The decision to delay the Relative Review of Needs and Resources and the Business Rates Reset were announced as part of AS2022 and confirmed in the settlement, in order to provide more certainty to councils in relation to budget planning. However, by April 2023, it will have been a decade since the funding formula have been updated; a decade in which London’s population grew by almost 800,000 and when the gap between wages and housing costs grew starkly in many parts of London. An assessment of whether the business rates retention system continues to incentivise councils to deliver business rates growth and is the fairest way to distribute funding is long overdue. The scheme is now being propped up by over £2.21bn of grant funding to compensate for historical central government decisions, and baselines no longer resemble the economy of the early 2010s.

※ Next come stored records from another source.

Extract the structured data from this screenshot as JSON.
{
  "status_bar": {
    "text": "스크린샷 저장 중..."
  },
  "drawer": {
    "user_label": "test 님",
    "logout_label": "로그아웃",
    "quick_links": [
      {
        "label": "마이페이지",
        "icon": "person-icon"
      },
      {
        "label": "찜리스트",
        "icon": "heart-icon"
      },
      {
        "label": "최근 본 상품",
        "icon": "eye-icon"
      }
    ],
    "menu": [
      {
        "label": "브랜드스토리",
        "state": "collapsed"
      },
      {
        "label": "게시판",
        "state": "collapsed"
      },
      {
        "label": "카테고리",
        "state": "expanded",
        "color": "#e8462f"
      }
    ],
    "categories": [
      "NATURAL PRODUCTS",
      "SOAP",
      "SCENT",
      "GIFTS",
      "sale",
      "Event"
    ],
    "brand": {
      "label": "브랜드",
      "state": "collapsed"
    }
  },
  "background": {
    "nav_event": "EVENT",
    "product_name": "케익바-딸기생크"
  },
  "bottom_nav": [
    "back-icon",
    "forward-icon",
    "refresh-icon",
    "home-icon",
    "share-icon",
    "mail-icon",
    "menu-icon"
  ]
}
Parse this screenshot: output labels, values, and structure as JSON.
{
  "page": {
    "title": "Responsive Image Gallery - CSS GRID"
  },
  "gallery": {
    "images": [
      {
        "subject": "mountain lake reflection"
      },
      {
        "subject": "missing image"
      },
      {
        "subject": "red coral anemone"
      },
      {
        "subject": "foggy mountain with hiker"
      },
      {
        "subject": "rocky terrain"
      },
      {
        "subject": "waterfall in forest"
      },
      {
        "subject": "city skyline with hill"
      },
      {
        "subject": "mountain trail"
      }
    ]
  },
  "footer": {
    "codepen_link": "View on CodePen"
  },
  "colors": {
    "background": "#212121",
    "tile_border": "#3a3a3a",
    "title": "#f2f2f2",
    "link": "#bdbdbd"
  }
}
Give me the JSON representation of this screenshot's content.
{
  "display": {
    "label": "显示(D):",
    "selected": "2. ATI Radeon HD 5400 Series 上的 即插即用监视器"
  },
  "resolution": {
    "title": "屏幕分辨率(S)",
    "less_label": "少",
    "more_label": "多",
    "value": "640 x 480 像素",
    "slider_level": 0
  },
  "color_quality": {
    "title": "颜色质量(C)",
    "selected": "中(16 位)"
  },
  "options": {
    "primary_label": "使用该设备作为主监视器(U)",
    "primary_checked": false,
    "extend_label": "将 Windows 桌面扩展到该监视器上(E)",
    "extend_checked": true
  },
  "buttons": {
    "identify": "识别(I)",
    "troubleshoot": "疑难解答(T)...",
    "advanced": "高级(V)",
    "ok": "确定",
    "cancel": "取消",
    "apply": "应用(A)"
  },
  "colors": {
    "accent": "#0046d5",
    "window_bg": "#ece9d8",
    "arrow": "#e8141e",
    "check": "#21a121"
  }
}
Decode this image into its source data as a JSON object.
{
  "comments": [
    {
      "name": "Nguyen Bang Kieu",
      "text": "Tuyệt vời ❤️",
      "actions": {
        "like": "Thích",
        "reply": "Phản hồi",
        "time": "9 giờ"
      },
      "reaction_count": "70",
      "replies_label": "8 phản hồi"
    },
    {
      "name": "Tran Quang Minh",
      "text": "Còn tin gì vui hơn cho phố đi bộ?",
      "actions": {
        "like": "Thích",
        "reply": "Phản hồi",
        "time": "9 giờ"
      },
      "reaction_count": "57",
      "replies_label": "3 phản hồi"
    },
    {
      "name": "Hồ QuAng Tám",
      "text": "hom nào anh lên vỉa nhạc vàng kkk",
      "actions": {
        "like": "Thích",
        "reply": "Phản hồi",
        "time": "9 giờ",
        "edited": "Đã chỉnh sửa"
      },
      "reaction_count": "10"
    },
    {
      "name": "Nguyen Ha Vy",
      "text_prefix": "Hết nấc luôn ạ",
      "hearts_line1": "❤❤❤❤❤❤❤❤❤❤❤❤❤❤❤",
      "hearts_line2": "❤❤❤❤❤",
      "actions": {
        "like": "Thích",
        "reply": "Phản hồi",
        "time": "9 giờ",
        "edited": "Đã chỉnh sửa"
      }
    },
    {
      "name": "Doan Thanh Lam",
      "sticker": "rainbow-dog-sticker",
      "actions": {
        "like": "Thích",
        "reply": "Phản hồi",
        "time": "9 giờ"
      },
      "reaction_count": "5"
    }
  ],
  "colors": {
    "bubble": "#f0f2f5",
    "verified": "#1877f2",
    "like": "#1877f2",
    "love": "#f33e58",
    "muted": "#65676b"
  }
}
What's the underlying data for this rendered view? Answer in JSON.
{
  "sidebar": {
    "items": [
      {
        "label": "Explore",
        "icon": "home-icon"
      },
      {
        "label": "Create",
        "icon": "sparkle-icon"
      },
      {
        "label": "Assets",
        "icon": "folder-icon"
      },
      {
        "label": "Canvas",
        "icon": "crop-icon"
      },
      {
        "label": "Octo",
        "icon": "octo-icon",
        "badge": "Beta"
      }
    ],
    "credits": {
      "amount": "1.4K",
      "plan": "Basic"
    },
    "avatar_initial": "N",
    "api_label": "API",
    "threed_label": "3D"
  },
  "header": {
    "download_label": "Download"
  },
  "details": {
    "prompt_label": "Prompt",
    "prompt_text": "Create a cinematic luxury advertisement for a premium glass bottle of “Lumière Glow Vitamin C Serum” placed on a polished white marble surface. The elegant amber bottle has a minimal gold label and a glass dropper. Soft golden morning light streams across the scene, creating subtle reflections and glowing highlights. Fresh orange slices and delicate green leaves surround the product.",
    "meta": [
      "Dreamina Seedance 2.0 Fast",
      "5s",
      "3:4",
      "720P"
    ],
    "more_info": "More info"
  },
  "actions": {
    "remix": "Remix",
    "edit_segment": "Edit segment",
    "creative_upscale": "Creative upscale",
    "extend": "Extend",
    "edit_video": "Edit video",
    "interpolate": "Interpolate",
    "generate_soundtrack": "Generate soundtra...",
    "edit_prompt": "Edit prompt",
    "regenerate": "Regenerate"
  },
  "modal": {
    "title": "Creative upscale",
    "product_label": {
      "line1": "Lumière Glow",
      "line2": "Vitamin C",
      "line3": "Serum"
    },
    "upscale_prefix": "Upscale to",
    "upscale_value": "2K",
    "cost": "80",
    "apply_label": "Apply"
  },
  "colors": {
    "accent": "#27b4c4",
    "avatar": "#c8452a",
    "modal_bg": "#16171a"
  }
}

Considering local government funding overall, it appears that government has once again opted for short-term sticking plasters to plug gaps rather than deliver any long-term solutions - particularly regarding social care. Further council tax increases risk heaping more of the funding burden on a tax that is long overdue reform, and business rates continues to be propped up by freezing rates and ever more reliefs. While these funding interventions may help boroughs get through the current crisis – these stop-gap solutions show central government continues to think both top-down and short-term. Looking beyond this parliament, new policy solutions must surely be required to ensure local government can be funded in a sustainable way.
London Councils will respond to the PLGFS consultation by 16 January 2023 and make the case for a better balance of funding and a broader range of revenue raising powers, to ensure they can continue to deliver vital local services to Londoners.